Price Davis , 2004 March 19
Scope and Contents
Price Davis discusses his memories of living in the Cherry neighborhood in Charlotte, North Carolina and visiting the nearby Brooklyn neighborhood, also known as Second Ward. He shares fond memories of Brooklyn, including attending Second Ward High School and his relationships with neighborhood residents. Mr. Davis recounts his experiences with the Charlotte Police Department during segregation in the 1940s and 1950s, including frequent assaults by white police officers, and how he believes that community-police relations began to slowly improve with the hiring of the first black officers in Charlotte. He discusses James Ross, one of the first black police officers in Charlotte, and how he faced an uphill battle to gain respect among some in the black community. Mr. Davis also discusses his religious background, including attending Myers Tabernacle AME Zion Church, the AME Zion organization, his father\u2019s career as a preacher, and other influential preachers in the community.
- Creation: 2004 March 19
Conditions Governing Access
3 of the 57 interviews have been digitized and are available in the digital repository.
Price Davis was a 83-year-old man at the time of interview. He was born in Lincolnton, North Carolina in 1920. He graduated from Second Ward High School and was employed as a truck driver with Hay-Mark Trucking in Brooklyn, New York.
Language of Materials
Part of the Oral Histories, J. Murrey Atkins Library Special Collections and University Archives, UNC Charlotte Repository

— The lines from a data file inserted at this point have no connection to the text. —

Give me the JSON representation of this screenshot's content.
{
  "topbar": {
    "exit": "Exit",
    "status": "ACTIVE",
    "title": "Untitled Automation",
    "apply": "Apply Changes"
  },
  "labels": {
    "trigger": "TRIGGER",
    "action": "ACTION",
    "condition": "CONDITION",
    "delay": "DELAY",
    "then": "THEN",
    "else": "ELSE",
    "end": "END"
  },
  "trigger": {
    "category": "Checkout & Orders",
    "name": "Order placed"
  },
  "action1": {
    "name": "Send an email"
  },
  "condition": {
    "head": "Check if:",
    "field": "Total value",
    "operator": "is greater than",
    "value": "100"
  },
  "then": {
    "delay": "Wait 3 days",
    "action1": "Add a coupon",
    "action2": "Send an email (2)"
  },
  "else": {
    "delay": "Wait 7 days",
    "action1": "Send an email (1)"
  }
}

Atkins Library, UNC Charlotte
9201 University City Blvd
Charlotte NC 28223 United States